Earlier today, Rick Klein, Political Director for ABC News, tweeted out that 217 members of the House of Representatives have gone on record “as likely to oppose authorizing military force against Syria,” giving those opposed to the resolution a majority in the lower chamber (if we have any pedants in the audience shouting about the fact that it takes 218 to reach a majority, note that Alabama and Massachusetts both currently have one vacant seat).
Now, “likely to oppose” isn’t the same thing as definitely voting no, but anyone who’s staking out territory this early in the process is disproportionately likely to to stick to his guns. And it’s clear that the momentum on this is all going in one direction — and it’s not the president’s.
That’s remarkable, but not particularly surprising. Sometimes you can get a member to vote against his political interest for the sake of ideology. Sometimes you can get him to vote against his ideology for the sake of his political interest. But when both are imperiled simultaneously, the whipping gets much harder. That’s precisely the case with a potential military offensive that polls terribly and hits intellectual pressure points for liberals and conservatives alike.

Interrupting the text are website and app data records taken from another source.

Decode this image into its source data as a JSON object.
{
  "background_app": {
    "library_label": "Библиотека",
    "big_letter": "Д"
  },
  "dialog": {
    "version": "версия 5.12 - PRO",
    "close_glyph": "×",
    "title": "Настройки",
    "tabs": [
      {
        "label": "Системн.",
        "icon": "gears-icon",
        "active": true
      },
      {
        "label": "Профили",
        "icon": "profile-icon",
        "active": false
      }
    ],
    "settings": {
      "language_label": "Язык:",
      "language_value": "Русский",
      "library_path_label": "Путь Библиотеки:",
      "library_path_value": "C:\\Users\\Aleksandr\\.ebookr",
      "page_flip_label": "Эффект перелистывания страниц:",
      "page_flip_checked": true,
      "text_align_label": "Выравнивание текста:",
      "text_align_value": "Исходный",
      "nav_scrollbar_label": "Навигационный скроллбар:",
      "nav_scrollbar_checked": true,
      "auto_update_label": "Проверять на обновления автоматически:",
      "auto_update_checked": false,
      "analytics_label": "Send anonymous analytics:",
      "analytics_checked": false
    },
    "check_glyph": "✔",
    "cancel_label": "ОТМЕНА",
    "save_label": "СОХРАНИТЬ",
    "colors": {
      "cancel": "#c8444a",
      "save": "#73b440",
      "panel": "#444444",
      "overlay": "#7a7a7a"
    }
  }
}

One dispiriting aspect of this debate is the chorus of conservative voices such as Jennifer Rubin, Hugh Hewitt, and Bret Stephens who’ve conflated opposition to feckless, limited airstrikes in Syria with “isolationism.” It may be fair to say that nearly all isolationists are opposed to taking action in Syria. It does not follow, however, that all who are opposed to taking action in Syria are isolationists. The scope of opposition is far too large to be constituted entirely (or even primarily) of those opposed to American action overseas in all but the most limited circumstances.
I suspect that there are a fair number of conservatives like me — as far removed from the reflexive international reticence of Rand Paul as we are from John McCain’s “anytime, anywhere, for any reason” school of intervention — who just don’t see the strategic payoff here, especially given the manner in which the Obama Administration would be likely to conduct the fight.
America has played too fast and loose with defining our national security interests in recent years. Doing so again — especially when it’s clear that the Obama Administration has no plan that will actually result in a change of circumstances on the ground in Syria — is an exercise in futility. The measure deserves defeat.